The data Block Start

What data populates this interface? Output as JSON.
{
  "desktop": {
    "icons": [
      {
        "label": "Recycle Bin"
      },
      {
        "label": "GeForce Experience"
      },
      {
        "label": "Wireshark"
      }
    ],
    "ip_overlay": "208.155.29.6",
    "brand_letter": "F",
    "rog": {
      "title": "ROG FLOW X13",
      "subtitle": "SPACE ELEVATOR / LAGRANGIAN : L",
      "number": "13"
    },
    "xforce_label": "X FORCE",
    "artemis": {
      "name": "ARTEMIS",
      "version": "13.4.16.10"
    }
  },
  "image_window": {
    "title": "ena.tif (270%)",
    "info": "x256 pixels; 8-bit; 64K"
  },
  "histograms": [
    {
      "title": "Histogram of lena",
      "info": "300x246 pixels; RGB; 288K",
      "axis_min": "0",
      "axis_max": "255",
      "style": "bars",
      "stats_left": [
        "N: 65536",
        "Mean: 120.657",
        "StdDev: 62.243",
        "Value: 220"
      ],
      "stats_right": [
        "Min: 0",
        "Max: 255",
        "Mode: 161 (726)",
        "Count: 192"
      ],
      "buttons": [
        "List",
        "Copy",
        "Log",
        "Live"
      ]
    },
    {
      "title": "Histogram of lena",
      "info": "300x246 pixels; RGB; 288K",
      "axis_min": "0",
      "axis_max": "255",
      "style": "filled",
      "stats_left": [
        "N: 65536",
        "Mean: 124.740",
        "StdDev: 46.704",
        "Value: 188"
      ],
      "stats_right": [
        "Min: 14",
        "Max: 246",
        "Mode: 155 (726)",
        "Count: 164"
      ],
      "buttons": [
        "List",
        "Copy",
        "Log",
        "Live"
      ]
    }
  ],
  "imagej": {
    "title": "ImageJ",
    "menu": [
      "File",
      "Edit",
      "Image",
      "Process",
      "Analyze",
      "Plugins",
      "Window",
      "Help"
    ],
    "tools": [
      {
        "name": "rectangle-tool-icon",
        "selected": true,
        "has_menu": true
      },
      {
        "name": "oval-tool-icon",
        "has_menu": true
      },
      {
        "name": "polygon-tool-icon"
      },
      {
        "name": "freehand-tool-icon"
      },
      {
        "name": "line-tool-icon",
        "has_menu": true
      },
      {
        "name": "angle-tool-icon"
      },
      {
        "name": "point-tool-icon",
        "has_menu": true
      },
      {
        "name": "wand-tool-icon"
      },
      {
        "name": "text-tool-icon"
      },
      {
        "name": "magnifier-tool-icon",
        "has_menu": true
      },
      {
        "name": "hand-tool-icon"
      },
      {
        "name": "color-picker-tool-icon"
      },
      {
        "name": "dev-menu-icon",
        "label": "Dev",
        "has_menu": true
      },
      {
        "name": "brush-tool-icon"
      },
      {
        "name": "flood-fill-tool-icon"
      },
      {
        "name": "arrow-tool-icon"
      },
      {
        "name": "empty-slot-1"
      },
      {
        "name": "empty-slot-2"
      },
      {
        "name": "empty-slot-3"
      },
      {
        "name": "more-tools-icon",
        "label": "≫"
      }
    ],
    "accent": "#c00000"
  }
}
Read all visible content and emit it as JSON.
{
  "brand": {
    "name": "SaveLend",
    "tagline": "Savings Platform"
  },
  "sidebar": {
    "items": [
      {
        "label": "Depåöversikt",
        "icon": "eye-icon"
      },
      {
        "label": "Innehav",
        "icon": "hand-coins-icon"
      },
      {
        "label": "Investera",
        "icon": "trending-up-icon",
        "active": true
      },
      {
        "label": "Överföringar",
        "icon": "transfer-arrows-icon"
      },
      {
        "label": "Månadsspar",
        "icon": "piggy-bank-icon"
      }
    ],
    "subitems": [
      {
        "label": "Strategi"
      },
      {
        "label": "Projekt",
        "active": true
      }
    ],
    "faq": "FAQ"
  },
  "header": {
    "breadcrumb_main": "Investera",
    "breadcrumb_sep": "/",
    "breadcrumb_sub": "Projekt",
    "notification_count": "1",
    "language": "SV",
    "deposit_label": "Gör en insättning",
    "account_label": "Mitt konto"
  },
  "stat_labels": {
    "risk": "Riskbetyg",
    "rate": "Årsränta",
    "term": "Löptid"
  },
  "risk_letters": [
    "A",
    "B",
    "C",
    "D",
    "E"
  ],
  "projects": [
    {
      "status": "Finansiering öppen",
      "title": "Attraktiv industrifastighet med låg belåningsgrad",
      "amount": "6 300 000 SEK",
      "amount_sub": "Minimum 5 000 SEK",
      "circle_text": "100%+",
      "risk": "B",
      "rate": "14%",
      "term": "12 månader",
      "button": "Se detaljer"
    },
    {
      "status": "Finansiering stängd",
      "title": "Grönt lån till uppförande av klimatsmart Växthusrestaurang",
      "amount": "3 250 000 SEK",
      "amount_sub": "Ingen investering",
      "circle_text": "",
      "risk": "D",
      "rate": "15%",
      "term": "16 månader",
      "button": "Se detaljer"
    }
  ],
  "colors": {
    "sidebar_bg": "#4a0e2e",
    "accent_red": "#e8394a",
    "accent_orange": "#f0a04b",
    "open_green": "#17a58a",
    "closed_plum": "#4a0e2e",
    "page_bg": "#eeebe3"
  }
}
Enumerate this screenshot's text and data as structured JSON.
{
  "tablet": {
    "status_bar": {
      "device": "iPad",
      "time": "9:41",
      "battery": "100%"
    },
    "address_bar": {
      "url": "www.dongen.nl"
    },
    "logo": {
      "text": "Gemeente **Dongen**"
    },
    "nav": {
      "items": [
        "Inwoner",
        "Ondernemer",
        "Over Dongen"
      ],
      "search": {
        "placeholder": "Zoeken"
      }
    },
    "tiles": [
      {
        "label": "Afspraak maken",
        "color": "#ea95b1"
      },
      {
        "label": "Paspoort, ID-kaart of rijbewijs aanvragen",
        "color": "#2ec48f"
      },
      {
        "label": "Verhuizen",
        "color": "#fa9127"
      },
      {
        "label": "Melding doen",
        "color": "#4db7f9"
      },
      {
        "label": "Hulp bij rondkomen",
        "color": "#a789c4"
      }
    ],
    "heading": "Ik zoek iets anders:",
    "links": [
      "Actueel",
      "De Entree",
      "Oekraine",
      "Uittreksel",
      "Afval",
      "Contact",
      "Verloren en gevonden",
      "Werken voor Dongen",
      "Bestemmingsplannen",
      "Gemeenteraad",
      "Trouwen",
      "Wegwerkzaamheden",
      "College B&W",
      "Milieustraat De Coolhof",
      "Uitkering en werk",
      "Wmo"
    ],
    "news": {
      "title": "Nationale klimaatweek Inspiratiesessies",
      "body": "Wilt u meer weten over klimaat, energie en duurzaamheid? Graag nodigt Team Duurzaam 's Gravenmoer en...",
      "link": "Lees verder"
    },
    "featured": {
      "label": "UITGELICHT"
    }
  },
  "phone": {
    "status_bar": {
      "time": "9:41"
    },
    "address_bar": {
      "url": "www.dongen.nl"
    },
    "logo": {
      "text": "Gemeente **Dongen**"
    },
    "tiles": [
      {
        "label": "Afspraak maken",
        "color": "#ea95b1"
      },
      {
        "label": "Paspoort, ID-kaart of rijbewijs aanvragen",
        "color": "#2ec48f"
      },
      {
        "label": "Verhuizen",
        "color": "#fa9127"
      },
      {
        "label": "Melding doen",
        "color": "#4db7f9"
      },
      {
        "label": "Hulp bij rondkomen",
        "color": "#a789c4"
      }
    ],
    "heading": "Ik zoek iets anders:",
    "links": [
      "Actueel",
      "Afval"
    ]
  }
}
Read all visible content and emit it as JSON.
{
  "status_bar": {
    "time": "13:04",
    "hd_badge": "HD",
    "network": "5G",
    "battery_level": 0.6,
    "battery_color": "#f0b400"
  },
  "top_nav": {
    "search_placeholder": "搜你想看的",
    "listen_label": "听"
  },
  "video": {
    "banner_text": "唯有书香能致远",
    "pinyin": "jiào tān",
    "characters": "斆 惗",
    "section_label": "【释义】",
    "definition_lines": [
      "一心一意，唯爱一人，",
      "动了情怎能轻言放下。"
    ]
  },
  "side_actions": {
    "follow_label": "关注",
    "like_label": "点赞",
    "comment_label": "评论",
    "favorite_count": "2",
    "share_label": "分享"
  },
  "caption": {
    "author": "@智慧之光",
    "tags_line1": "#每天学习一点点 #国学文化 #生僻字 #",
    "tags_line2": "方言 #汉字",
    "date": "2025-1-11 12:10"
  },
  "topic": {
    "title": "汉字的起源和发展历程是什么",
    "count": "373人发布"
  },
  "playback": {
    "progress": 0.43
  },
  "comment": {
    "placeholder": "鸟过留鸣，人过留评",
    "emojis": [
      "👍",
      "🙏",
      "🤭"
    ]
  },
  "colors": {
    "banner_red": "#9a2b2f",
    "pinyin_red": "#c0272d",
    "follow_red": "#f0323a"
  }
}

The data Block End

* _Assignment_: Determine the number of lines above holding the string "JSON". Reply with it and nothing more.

* _Exercise response_: 4